───── Records provided ─────
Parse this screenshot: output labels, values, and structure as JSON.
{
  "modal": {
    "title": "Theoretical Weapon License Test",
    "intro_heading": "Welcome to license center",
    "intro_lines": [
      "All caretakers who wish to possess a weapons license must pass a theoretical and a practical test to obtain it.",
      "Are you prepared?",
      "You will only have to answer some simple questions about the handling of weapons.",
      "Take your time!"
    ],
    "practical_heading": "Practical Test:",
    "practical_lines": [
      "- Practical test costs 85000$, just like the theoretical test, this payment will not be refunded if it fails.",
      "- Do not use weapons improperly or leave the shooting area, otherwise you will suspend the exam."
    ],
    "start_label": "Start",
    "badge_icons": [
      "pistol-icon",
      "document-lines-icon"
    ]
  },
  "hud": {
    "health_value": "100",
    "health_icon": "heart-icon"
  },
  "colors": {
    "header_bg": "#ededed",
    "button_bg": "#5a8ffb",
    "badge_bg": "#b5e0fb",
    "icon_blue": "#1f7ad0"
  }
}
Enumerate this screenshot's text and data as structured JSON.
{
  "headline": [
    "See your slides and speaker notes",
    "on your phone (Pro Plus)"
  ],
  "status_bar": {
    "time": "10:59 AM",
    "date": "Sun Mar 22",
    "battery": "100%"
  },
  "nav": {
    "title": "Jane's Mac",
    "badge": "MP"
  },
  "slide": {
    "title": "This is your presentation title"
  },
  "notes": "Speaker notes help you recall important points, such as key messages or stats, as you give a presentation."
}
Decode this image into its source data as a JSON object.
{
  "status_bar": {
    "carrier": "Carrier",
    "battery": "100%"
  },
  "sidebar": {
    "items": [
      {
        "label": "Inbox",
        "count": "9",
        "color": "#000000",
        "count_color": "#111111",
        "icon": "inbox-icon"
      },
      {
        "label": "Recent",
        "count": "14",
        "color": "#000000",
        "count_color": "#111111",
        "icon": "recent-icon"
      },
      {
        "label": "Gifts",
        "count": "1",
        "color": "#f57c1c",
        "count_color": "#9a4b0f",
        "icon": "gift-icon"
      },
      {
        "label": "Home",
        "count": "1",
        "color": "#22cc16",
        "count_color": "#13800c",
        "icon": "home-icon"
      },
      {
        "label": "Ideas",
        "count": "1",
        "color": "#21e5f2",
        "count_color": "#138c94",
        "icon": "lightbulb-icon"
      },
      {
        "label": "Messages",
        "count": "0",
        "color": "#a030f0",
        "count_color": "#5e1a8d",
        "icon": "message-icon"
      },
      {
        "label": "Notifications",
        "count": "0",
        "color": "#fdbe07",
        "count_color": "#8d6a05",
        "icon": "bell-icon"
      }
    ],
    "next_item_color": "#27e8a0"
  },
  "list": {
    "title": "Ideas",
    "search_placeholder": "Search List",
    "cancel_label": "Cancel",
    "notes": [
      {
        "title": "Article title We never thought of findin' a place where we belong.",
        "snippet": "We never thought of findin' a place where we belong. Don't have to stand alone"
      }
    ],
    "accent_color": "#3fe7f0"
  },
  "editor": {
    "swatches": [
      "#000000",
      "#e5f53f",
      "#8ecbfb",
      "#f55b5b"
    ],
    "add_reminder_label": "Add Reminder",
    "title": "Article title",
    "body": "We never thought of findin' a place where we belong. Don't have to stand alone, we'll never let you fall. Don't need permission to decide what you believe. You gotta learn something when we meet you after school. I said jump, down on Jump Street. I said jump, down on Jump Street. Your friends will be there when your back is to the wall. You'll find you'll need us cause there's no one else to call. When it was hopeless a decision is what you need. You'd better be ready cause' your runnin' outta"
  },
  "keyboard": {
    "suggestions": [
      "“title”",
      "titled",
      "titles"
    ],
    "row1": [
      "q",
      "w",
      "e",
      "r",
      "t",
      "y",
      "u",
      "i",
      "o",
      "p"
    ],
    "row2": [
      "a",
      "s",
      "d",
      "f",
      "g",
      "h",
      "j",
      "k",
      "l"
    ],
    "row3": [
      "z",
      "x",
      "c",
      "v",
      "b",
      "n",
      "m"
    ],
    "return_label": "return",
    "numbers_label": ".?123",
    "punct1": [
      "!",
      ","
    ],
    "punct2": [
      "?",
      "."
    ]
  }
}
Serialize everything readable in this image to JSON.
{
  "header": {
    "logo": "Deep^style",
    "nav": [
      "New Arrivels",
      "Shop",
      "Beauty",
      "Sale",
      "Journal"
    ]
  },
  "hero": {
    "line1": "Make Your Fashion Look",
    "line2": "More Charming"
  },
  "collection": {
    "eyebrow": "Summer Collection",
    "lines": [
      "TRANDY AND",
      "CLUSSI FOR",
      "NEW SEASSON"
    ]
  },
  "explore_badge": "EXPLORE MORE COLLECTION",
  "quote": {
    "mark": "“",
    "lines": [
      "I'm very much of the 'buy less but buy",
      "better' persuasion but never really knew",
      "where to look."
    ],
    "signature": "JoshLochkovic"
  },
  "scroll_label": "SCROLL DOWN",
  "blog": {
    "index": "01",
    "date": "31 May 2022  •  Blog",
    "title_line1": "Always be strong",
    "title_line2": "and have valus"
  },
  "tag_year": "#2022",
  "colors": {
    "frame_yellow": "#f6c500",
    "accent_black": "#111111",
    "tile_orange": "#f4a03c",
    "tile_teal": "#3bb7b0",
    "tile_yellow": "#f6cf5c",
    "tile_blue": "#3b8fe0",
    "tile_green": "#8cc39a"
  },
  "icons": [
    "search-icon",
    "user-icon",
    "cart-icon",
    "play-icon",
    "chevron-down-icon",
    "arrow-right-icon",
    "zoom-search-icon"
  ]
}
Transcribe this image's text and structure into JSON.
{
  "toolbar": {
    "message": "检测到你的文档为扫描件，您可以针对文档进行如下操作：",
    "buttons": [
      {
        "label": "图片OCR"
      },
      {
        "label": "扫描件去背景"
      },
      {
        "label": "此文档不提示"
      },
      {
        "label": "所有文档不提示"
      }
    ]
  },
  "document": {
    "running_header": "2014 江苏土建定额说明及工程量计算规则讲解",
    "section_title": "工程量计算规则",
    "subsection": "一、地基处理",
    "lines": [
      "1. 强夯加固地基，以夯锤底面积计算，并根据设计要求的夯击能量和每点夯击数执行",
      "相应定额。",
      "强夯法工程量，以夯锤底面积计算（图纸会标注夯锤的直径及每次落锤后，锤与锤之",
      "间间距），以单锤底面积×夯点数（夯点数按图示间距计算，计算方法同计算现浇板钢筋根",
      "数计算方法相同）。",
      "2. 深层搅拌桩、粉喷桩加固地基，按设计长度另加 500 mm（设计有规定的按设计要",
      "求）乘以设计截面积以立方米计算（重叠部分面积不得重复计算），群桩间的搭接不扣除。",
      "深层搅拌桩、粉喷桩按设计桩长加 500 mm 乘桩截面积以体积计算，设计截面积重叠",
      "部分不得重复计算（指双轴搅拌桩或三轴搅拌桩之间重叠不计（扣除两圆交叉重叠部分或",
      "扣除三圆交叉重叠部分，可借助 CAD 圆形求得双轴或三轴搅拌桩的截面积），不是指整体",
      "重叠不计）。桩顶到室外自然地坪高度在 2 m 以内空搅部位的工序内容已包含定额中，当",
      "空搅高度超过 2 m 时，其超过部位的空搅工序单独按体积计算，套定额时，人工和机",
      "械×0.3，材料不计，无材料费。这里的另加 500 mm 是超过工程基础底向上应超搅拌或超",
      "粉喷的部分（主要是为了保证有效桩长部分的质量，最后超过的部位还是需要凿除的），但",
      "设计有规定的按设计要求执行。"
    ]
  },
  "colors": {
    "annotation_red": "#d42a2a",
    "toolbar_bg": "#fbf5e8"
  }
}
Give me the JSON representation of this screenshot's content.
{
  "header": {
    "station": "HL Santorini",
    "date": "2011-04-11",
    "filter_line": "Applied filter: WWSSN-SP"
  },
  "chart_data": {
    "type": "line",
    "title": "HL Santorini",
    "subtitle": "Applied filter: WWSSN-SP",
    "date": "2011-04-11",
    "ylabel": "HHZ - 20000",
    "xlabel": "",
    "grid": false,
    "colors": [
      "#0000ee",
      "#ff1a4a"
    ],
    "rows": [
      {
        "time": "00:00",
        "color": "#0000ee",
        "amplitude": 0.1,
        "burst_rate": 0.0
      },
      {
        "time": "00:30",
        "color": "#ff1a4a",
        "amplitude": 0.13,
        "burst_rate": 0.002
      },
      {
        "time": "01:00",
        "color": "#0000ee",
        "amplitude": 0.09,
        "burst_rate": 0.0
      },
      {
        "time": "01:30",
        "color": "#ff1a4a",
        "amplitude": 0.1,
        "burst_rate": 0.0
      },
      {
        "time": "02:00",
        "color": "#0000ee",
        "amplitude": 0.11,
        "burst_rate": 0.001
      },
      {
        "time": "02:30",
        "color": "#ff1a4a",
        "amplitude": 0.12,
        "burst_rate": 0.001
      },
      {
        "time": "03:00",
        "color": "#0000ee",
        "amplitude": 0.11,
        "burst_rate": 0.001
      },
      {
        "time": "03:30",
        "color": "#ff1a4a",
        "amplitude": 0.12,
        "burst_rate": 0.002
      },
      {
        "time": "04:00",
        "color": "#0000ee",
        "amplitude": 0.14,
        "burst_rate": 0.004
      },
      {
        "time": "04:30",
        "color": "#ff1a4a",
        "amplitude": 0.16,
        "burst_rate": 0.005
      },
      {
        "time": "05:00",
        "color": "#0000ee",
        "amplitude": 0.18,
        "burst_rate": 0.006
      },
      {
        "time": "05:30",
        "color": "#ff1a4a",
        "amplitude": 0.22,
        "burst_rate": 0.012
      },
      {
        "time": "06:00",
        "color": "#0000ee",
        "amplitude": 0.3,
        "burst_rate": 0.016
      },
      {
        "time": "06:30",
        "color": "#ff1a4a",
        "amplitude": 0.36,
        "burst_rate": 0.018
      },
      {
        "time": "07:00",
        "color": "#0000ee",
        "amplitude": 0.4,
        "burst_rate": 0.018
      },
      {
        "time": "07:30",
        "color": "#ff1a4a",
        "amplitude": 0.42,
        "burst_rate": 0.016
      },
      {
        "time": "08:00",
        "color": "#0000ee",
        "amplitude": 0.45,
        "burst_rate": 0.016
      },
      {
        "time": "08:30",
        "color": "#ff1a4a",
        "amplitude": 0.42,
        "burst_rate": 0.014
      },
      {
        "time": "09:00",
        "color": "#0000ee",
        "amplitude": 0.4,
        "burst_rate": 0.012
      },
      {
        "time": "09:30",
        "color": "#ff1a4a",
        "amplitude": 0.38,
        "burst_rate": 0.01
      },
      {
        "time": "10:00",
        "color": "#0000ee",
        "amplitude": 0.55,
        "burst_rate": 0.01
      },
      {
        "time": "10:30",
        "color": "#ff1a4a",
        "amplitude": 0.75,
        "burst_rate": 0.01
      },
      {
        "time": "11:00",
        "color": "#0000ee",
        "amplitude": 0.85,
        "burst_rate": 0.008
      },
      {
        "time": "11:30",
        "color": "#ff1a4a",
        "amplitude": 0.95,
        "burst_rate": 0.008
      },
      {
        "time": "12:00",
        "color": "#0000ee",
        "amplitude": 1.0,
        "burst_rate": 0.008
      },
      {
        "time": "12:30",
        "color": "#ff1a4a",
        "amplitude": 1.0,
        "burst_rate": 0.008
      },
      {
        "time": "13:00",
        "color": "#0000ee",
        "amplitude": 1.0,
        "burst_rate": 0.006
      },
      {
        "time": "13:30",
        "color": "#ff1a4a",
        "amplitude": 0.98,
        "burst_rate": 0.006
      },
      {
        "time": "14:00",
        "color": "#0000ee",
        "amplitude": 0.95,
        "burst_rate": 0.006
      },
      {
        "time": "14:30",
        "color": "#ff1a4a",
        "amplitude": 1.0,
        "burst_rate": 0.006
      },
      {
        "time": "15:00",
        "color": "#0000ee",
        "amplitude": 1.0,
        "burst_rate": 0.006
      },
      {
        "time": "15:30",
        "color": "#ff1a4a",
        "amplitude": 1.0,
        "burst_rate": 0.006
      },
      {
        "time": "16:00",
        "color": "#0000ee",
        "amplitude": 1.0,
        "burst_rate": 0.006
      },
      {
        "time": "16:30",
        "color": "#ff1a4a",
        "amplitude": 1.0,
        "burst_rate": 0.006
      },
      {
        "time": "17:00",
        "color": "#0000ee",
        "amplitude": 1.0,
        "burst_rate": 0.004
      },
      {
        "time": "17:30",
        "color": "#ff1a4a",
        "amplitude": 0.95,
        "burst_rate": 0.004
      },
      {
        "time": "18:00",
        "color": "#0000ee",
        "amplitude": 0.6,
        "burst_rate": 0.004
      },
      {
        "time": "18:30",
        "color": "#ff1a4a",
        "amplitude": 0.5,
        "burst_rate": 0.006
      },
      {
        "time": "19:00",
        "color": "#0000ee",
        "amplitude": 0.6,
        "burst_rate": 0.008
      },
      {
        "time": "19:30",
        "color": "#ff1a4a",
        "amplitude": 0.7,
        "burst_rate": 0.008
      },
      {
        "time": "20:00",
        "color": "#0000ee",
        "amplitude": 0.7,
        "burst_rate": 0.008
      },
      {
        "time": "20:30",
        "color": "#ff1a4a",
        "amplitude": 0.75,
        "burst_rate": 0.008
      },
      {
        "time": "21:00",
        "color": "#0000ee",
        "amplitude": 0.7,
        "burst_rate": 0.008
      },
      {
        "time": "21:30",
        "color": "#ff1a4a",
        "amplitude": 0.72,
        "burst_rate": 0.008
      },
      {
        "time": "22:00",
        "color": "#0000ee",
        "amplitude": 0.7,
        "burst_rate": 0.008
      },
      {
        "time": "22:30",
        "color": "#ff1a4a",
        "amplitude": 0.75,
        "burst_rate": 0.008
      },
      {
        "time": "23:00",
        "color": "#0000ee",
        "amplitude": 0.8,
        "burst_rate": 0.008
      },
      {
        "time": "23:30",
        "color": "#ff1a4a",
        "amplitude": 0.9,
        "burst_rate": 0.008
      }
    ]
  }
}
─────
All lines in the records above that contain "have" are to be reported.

Written answer:
      "You will only have to answer some simple questions about the handling of weapons.",
        "snippet": "We never thought of findin' a place where we belong. Don't have to stand alone"
    "body": "We never thought of findin' a place where we belong. Don't have to stand alone, we'll never let you fall. Don't need permission to decide what you believe. You gotta learn something when we meet you after school. I said jump, down on Jump Street. I said jump, down on Jump Street. Your friends will be there when your back is to the wall. You'll find you'll need us cause there's no one else to call. When it was hopeless a decision is what you need. You'd better be ready cause' your runnin' outta"
    "title_line2": "and have valus"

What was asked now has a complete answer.